__Your task__: Report every line in the records below that holds the word "image".

__Data for the task__:
·····
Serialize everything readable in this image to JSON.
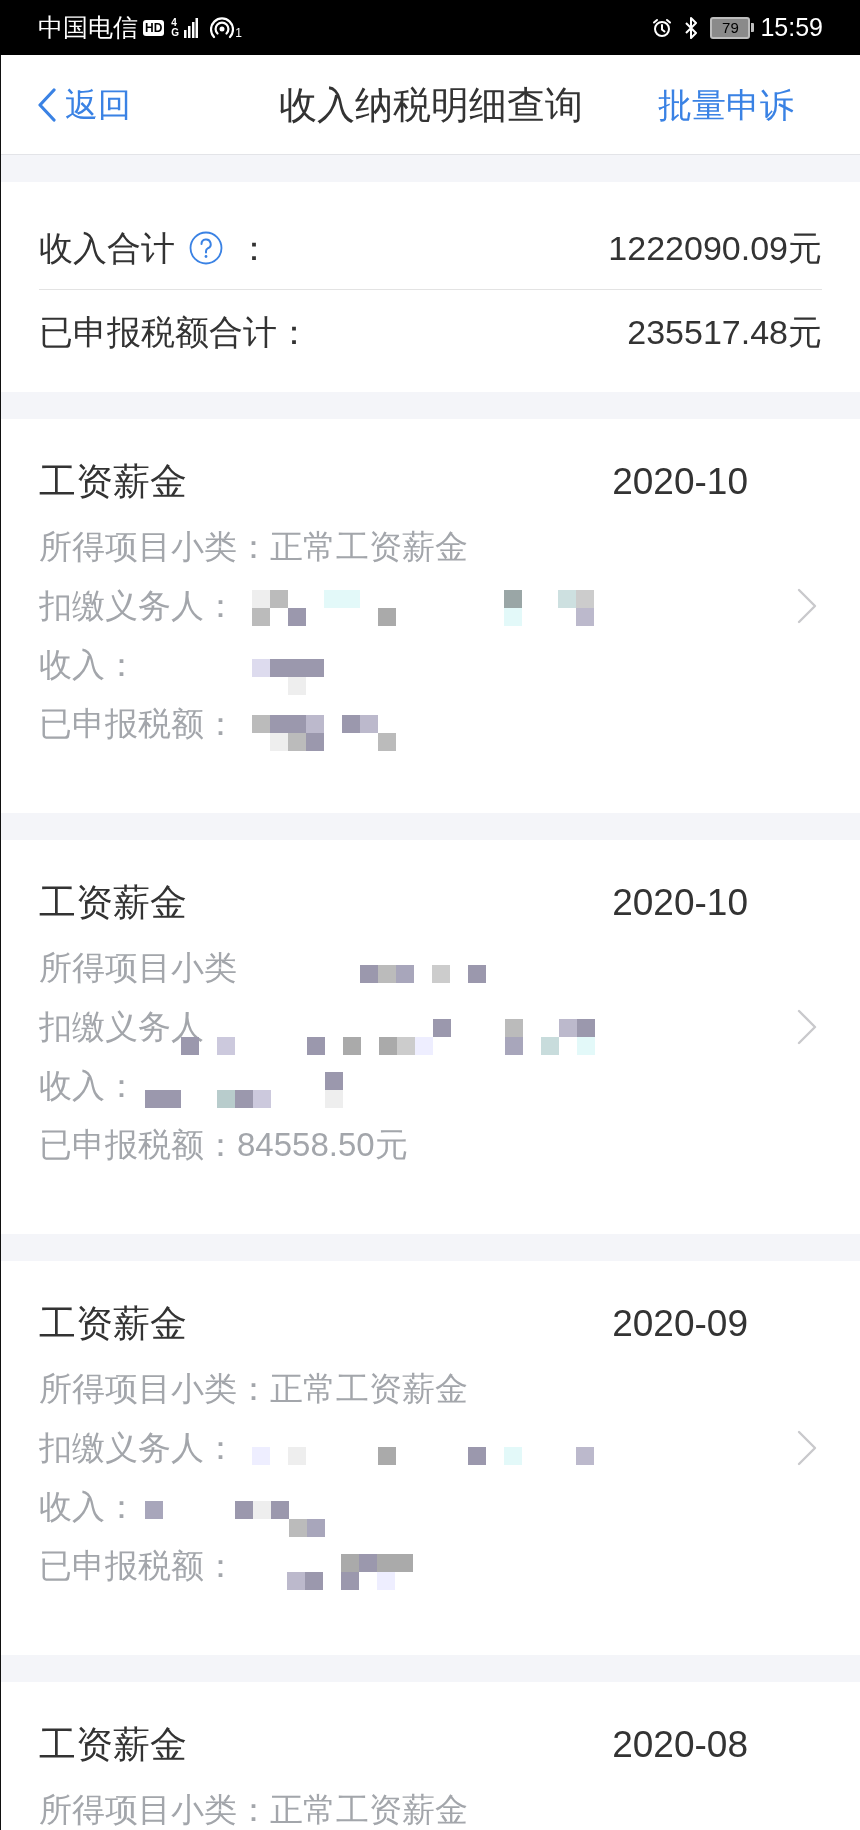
{
  "status_bar": {
    "carrier": "中国电信",
    "hd_badge": "HD",
    "network": "4G",
    "hotspot_count": "1",
    "battery": "79",
    "time": "15:59"
  },
  "nav_bar": {
    "back": "返回",
    "title": "收入纳税明细查询",
    "action": "批量申诉"
  },
  "summary": [
    {
      "label": "收入合计",
      "help": true,
      "colon": "：",
      "value": "1222090.09元"
    },
    {
      "label": "已申报税额合计：",
      "help": false,
      "value": "235517.48元"
    }
  ],
  "records": [
    {
      "category": "工资薪金",
      "period": "2020-10",
      "fields": [
        {
          "label": "所得项目小类：",
          "value": "正常工资薪金",
          "kind": "text"
        },
        {
          "label": "扣缴义务人：",
          "kind": "redacted"
        },
        {
          "label": "收入：",
          "kind": "redacted"
        },
        {
          "label": "已申报税额：",
          "kind": "redacted"
        }
      ]
    },
    {
      "category": "工资薪金",
      "period": "2020-10",
      "fields": [
        {
          "label": "所得项目小类",
          "kind": "redacted"
        },
        {
          "label": "扣缴义务人",
          "kind": "redacted"
        },
        {
          "label": "收入：",
          "kind": "redacted"
        },
        {
          "label": "已申报税额：",
          "value": "84558.50元",
          "kind": "text"
        }
      ]
    },
    {
      "category": "工资薪金",
      "period": "2020-09",
      "fields": [
        {
          "label": "所得项目小类：",
          "value": "正常工资薪金",
          "kind": "text"
        },
        {
          "label": "扣缴义务人：",
          "kind": "redacted"
        },
        {
          "label": "收入：",
          "kind": "redacted"
        },
        {
          "label": "已申报税额：",
          "kind": "redacted"
        }
      ]
    },
    {
      "category": "工资薪金",
      "period": "2020-08",
      "fields": [
        {
          "label": "所得项目小类：",
          "value": "正常工资薪金",
          "kind": "text"
        }
      ]
    }
  ]
}
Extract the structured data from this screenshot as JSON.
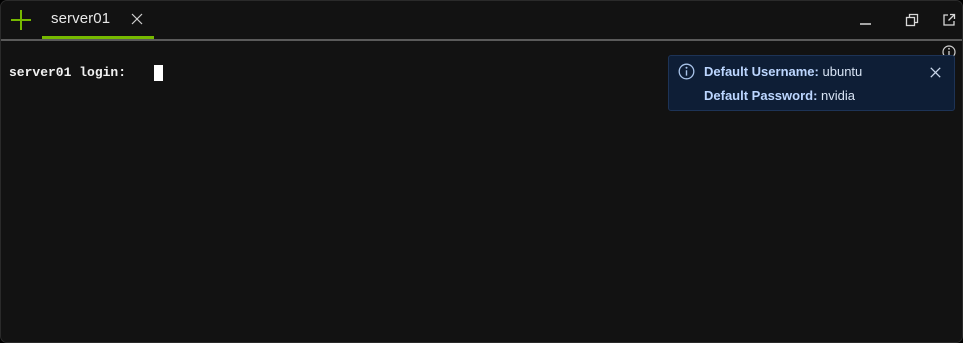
{
  "tabs": [
    {
      "label": "server01",
      "active": true
    }
  ],
  "terminal": {
    "prompt": "server01 login: "
  },
  "notification": {
    "username_label": "Default Username:",
    "username_value": "ubuntu",
    "password_label": "Default Password:",
    "password_value": "nvidia"
  },
  "colors": {
    "accent": "#76b900",
    "background": "#121212",
    "toast_bg": "#0e1e36"
  },
  "icons": {
    "add_tab": "plus-icon",
    "tab_close": "close-icon",
    "restore": "restore-window-icon",
    "popout": "external-link-icon",
    "info": "info-icon",
    "toast_close": "close-icon"
  }
}
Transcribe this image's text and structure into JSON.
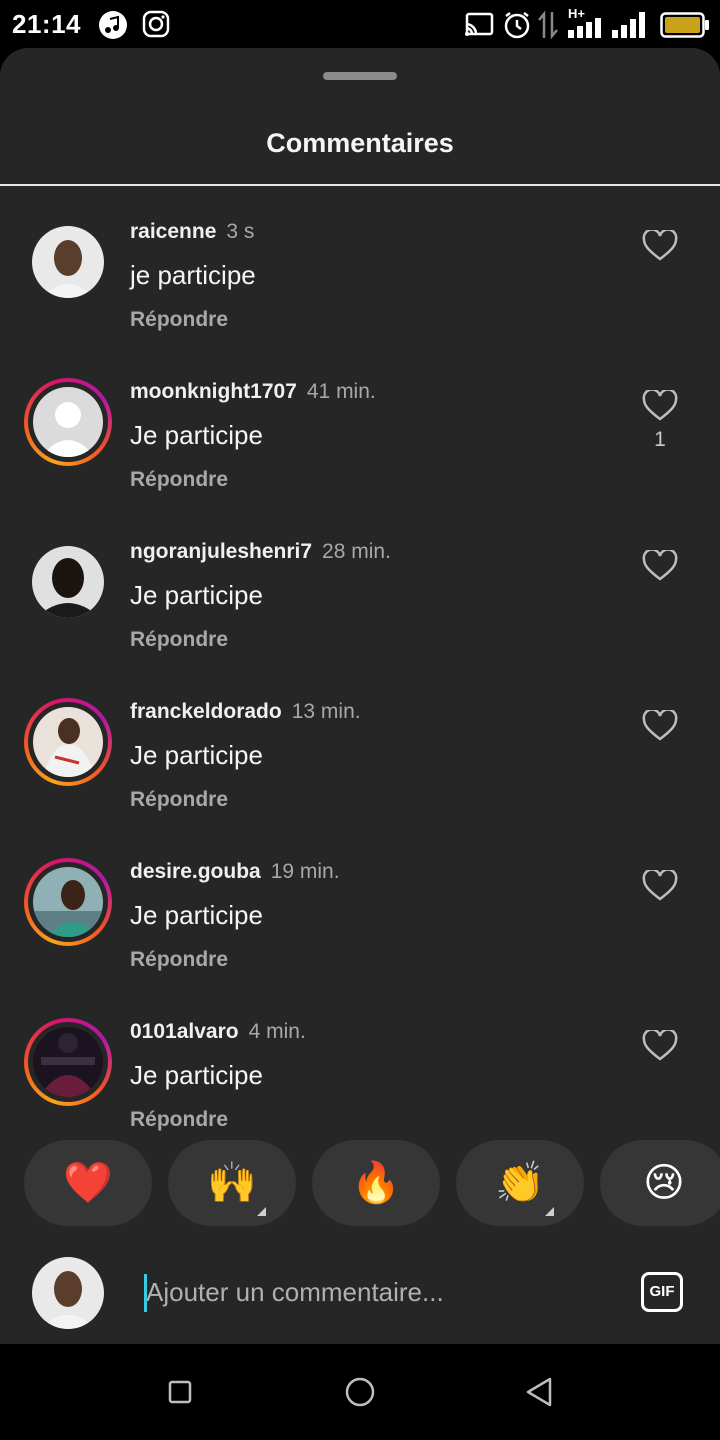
{
  "status_bar": {
    "time": "21:14",
    "left_icons": [
      "music-note-icon",
      "instagram-icon"
    ],
    "right_icons": [
      "cast-icon",
      "alarm-icon",
      "data-arrows-icon",
      "signal-icon",
      "signal-icon",
      "battery-icon"
    ],
    "network_label": "H+"
  },
  "sheet": {
    "title": "Commentaires"
  },
  "comments": [
    {
      "username": "raicenne",
      "ago": "3 s",
      "text": "je participe",
      "reply_label": "Répondre",
      "likes": "",
      "story_ring": false,
      "avatar": "avatar-photo"
    },
    {
      "username": "moonknight1707",
      "ago": "41 min.",
      "text": "Je participe",
      "reply_label": "Répondre",
      "likes": "1",
      "story_ring": true,
      "avatar": "default-avatar"
    },
    {
      "username": "ngoranjuleshenri7",
      "ago": "28 min.",
      "text": "Je participe",
      "reply_label": "Répondre",
      "likes": "",
      "story_ring": false,
      "avatar": "avatar-photo"
    },
    {
      "username": "franckeldorado",
      "ago": "13 min.",
      "text": "Je participe",
      "reply_label": "Répondre",
      "likes": "",
      "story_ring": true,
      "avatar": "avatar-photo"
    },
    {
      "username": "desire.gouba",
      "ago": "19 min.",
      "text": "Je participe",
      "reply_label": "Répondre",
      "likes": "",
      "story_ring": true,
      "avatar": "avatar-photo"
    },
    {
      "username": "0101alvaro",
      "ago": "4 min.",
      "text": "Je participe",
      "reply_label": "Répondre",
      "likes": "",
      "story_ring": true,
      "avatar": "avatar-photo"
    }
  ],
  "reactions": [
    {
      "emoji": "❤️",
      "name": "red-heart"
    },
    {
      "emoji": "🙌",
      "name": "raising-hands"
    },
    {
      "emoji": "🔥",
      "name": "fire"
    },
    {
      "emoji": "👏",
      "name": "clapping-hands"
    },
    {
      "emoji": "😢",
      "name": "crying-face"
    }
  ],
  "composer": {
    "placeholder": "Ajouter un commentaire...",
    "gif_label": "GIF"
  },
  "colors": {
    "sheet_bg": "#262626",
    "text_secondary": "#a8a8a8",
    "story_ring_start": "#f9a51a",
    "story_ring_end": "#d8146c",
    "cursor": "#3cc7e6"
  }
}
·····
__Response to this exercise__:
Serialize everything readable in this image to JSON.
Transcribe this image's text and structure into JSON.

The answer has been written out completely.